ORADELL, NJ--(Marketwire - Feb 25, 2013) - Huntington Learning Center is joining schools, colleges, universities, student groups, and other associations and interest groups to celebrate Mathematics Awareness Month this April. An annual celebration, Mathematics Awareness Month began in 1986 when President Ronald Reagan issued a proclamation for National Mathematics Awareness Week. The American Mathematical Society, the American Statistical Association, the Mathematical Association of America and the Society for Industrial Applied Mathematics join forces each year to generate awareness around timely issues as they relate to mathematics.
The theme of this year's Mathematics Awareness Month is "Mathematics of Sustainability," which illustrates the challenge of balancing human needs against the world's limited resources. Mathematicians and other practitioners in a variety of fields use math to help the world understand this complex issue. This year's Mathematics Awareness Month focuses on math as a key tool to develop solutions for a sustainable way of life.
"Math is such a critical part of the solution to the problems humanity faces," says Eileen Huntington, co-founder of Huntington Learning Center. "As the world seeks to address and overcome these problems in today's complex world, undoubtedly math will move to the forefront. Huntington is proud to celebrate Mathematics Awareness Month and raise awareness of math's important role in achieving world sustainability."
Huntington offers a few fun ideas for parents to help their child practice math while at home or on the go:
1. Give your child a ruler and have him or her measure things around the house. As he or she gets a sense for the length of various objects, have your child estimate how long something will be before measuring.
2. Encourage your child to use math to research and calculate interesting facts about the environment and sustainable living -- visit websites for organizations such as the EPA and the National Solid Wastes Management Association for statistics. How many pounds of trash does each American produce every year? How much energy does recycling one plastic bottle save -- and how much would your child save by recycling one plastic bottle a day for a whole year?
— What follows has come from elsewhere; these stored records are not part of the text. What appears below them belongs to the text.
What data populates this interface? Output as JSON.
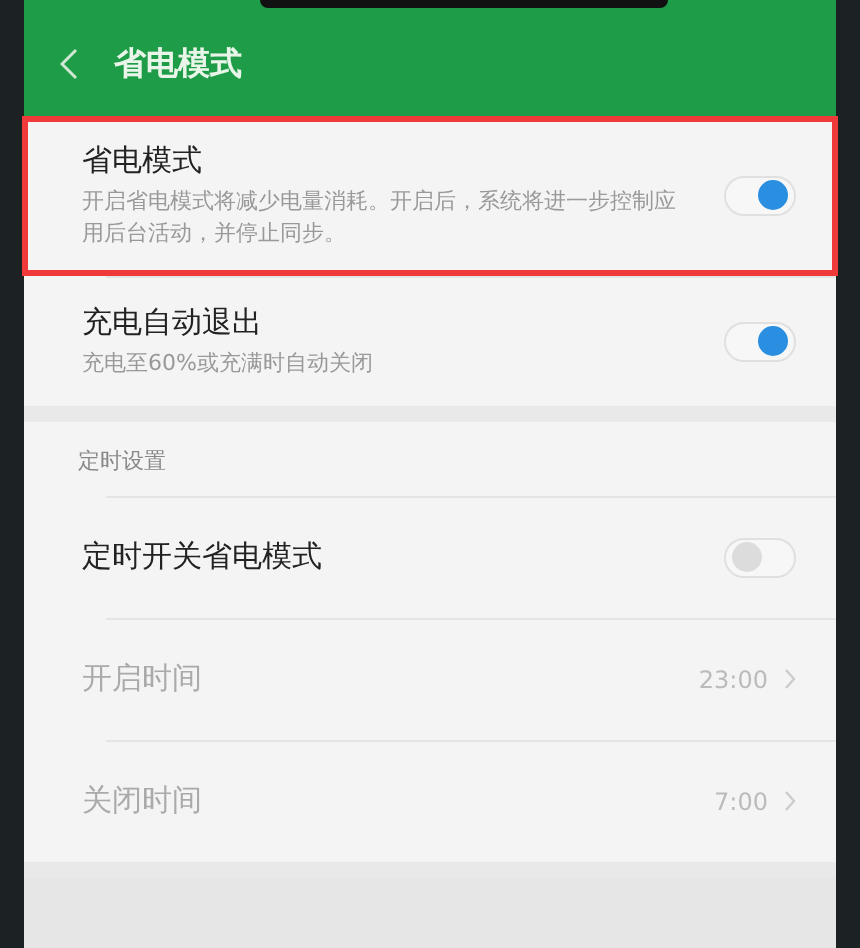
{
  "header": {
    "title": "省电模式"
  },
  "groups": [
    {
      "items": [
        {
          "kind": "toggle",
          "title": "省电模式",
          "subtitle": "开启省电模式将减少电量消耗。开启后，系统将进一步控制应用后台活动，并停止同步。",
          "on": true,
          "highlighted": true
        },
        {
          "kind": "toggle",
          "title": "充电自动退出",
          "subtitle": "充电至60%或充满时自动关闭",
          "on": true,
          "highlighted": false
        }
      ]
    },
    {
      "label": "定时设置",
      "items": [
        {
          "kind": "toggle",
          "title": "定时开关省电模式",
          "on": false,
          "highlighted": false
        },
        {
          "kind": "time",
          "title": "开启时间",
          "value": "23:00",
          "disabled": true
        },
        {
          "kind": "time",
          "title": "关闭时间",
          "value": "7:00",
          "disabled": true
        }
      ]
    }
  ]
}
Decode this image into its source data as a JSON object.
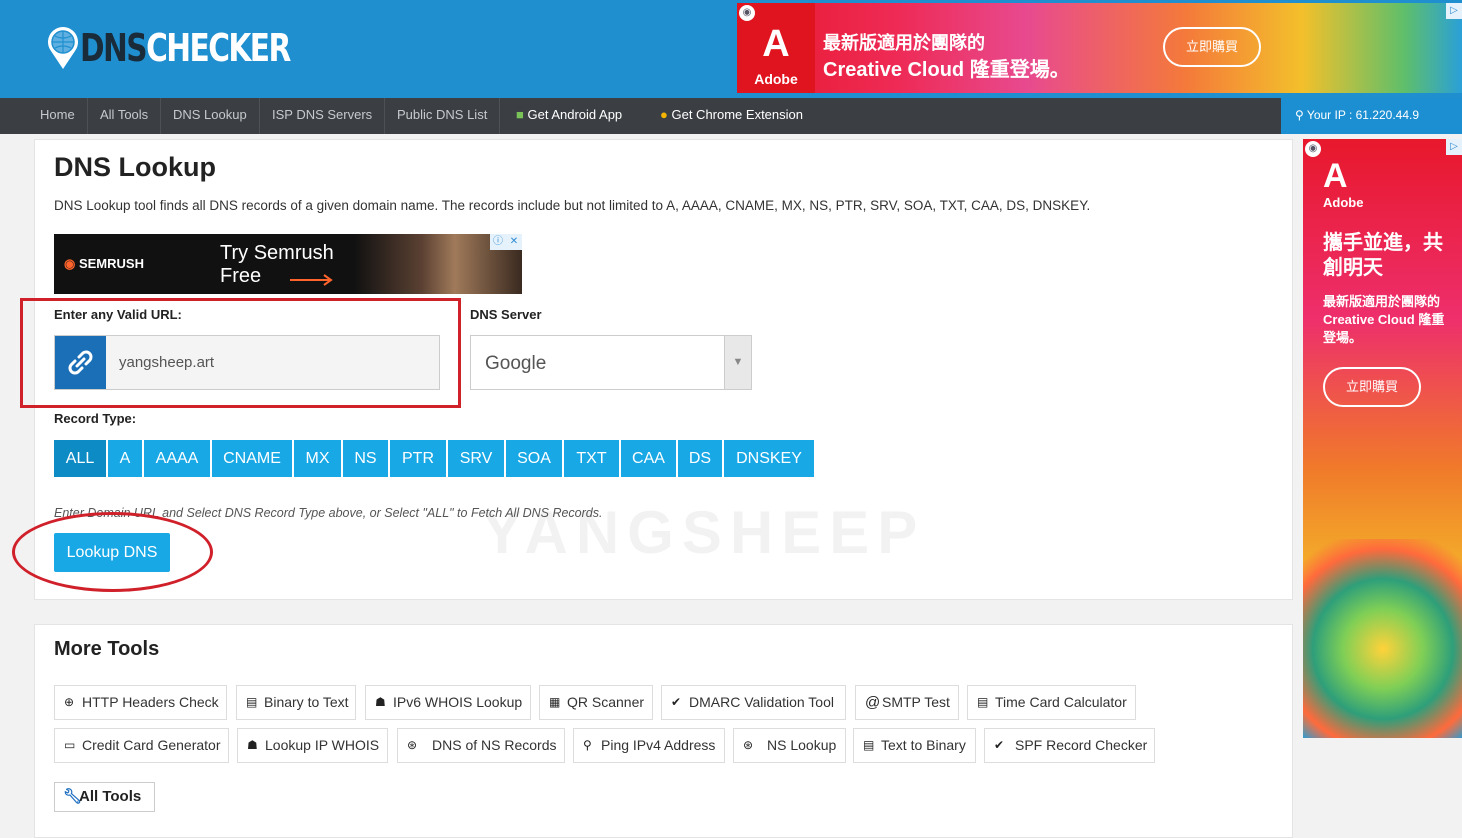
{
  "logo": {
    "text_dark": "DNS",
    "text_light": "CHECKER"
  },
  "top_ad": {
    "brand": "Adobe",
    "line1": "最新版適用於團隊的",
    "line2": "Creative Cloud 隆重登場。",
    "button": "立即購買"
  },
  "nav": {
    "items": [
      "Home",
      "All Tools",
      "DNS Lookup",
      "ISP DNS Servers",
      "Public DNS List"
    ],
    "android": "Get Android App",
    "chrome": "Get Chrome Extension",
    "ip": "Your IP : 61.220.44.9"
  },
  "main": {
    "title": "DNS Lookup",
    "description": "DNS Lookup tool finds all DNS records of a given domain name. The records include but not limited to A, AAAA, CNAME, MX, NS, PTR, SRV, SOA, TXT, CAA, DS, DNSKEY.",
    "semrush_ad": {
      "brand": "SEMRUSH",
      "cta_line1": "Try Semrush",
      "cta_line2": "Free"
    },
    "url_label": "Enter any Valid URL:",
    "url_value": "yangsheep.art",
    "dns_server_label": "DNS Server",
    "dns_server_value": "Google",
    "record_type_label": "Record Type:",
    "record_types": [
      "ALL",
      "A",
      "AAAA",
      "CNAME",
      "MX",
      "NS",
      "PTR",
      "SRV",
      "SOA",
      "TXT",
      "CAA",
      "DS",
      "DNSKEY"
    ],
    "active_record_type": "ALL",
    "hint": "Enter Domain URL and Select DNS Record Type above, or Select \"ALL\" to Fetch All DNS Records.",
    "lookup_button": "Lookup DNS",
    "watermark": "YANGSHEEP"
  },
  "more_tools": {
    "title": "More Tools",
    "row1": [
      "HTTP Headers Check",
      "Binary to Text",
      "IPv6 WHOIS Lookup",
      "QR Scanner",
      "DMARC Validation Tool",
      "SMTP Test",
      "Time Card Calculator"
    ],
    "row2": [
      "Credit Card Generator",
      "Lookup IP WHOIS",
      "DNS of NS Records",
      "Ping IPv4 Address",
      "NS Lookup",
      "Text to Binary",
      "SPF Record Checker"
    ],
    "all_tools": "All Tools"
  },
  "side_ad": {
    "brand": "Adobe",
    "headline": "攜手並進，共創明天",
    "sub": "最新版適用於團隊的 Creative Cloud 隆重登場。",
    "button": "立即購買"
  },
  "colors": {
    "header_blue": "#1f8fd0",
    "nav_dark": "#3b3f44",
    "button_blue": "#18a8e6",
    "annotation_red": "#d0202a"
  }
}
3. When shopping, let your child count the correct amount of dollars and coins to pay for things. Practice subtraction and estimating, too. What will your family's groceries cost? If he or she gives a $20 bill for a meal that costs $17.50, how much change should you receive back?
4. Open a savings account for your child and have your child keep track of his or her deposits and withdrawals in a savings account booklet. Teach him or her to calculate interest.
5. Cook together and have your child do all of the measuring.
6. Throughout the day, have your child tell you the time. Practice different ways of telling time -- what's another way of saying 2:45? How much time until half past four?
7. Do a little math research on an area in which your child is interested. What is the population of your city? Your state? How much bigger or smaller are your neighboring states (by numbers and for a real challenge, by percentage)? What was your city's and state's population 10 or 50 years ago?
For more tips to help students learn math, view Huntington's parent guide, Helping Your Child Learn Math at the Amazon.com Kindle store.
To learn more about Mathematics Awareness Month, visit www.mathaware.org.
Founded in 1977, Huntington is a pioneer and leader in the tutoring industry. For over 35 years, Huntington has provided quality instruction to hundreds of thousands of students. Huntington prides itself on being "Your Tutoring Solution" for students in all grades and subjects. They tutor in academic skills, such as reading, phonics, math and study skills; and in advanced math and science subjects ranging from algebra through calculus and general science through physics. They also prepare students for state and standardized entrance exams, such as high school entrance exams and the SAT and ACT and provide free school tutoring to eligible schools.